    // ...

    buildTypes {
        // ...

        release {
            // ...

            if (localProperties.getProperty(
                    "autosignReleaseWithDebugKey", "false").toBoolean()) {
                signingConfig signingConfigs.debug
            }
        }
    }
}

Finally, each developer that needs to build a release build can set that property in their local.properties file to enable automatic release build signing:

autosignReleaseWithDebugKey=true

Now we’re done! You can install release builds directly from Android Studio or via the command line (./gradlew installRelease) without committing your signing keys or requiring each developer to learn how to generate new ones. You can find an example project with these changes on GitHub.

Note: I’m not sure if this would need to change if your app uses App Bundles.

WARNING: do not sign production builds this way!

We don’t want to sign production release builds with our debug keys because these keys are not generated to be secure (e.g. everyone’s debug keys have the same password) and you may be locked into using your insecure debug keys on your production application.

To avoid this, never opt-in to this functionality on a device that builds your production release builds such as your CI machines or the local developer who creates the production builds.

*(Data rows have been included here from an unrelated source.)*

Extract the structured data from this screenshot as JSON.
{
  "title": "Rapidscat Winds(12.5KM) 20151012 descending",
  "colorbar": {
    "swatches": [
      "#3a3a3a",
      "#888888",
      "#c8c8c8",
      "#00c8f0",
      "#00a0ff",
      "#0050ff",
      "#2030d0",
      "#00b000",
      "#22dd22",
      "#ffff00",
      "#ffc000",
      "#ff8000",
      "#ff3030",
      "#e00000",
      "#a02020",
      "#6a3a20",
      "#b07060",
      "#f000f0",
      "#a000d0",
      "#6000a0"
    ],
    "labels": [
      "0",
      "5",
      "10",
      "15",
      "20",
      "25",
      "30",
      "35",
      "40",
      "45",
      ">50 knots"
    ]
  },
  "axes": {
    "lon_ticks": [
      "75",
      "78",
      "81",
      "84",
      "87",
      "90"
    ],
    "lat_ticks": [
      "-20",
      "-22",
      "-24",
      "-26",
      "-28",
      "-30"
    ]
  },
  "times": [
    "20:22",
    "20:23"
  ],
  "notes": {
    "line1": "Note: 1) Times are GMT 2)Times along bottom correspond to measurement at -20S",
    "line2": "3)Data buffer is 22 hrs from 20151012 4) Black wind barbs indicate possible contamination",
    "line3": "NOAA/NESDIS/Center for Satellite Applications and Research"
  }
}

If you follow this advice and implement this correctly, you shouldn’t run into these issues.


Notes

1: As an example, you may want to build a release build to avoid measuring unrealistic performance from debuggable=false during performance tests or to verify a fix to your ProGuard configuration.

2: Not committing your signing keys makes sense if you’re an open source project or don’t want to share the ability to sign the app broadly within the team.


This post is written by Michael Comella, a developer at Mozilla currently working on Firefox performance.
This work is licensed under a Creative Commons Attribution-ShareAlike 4.0 International License.
Creative Commons License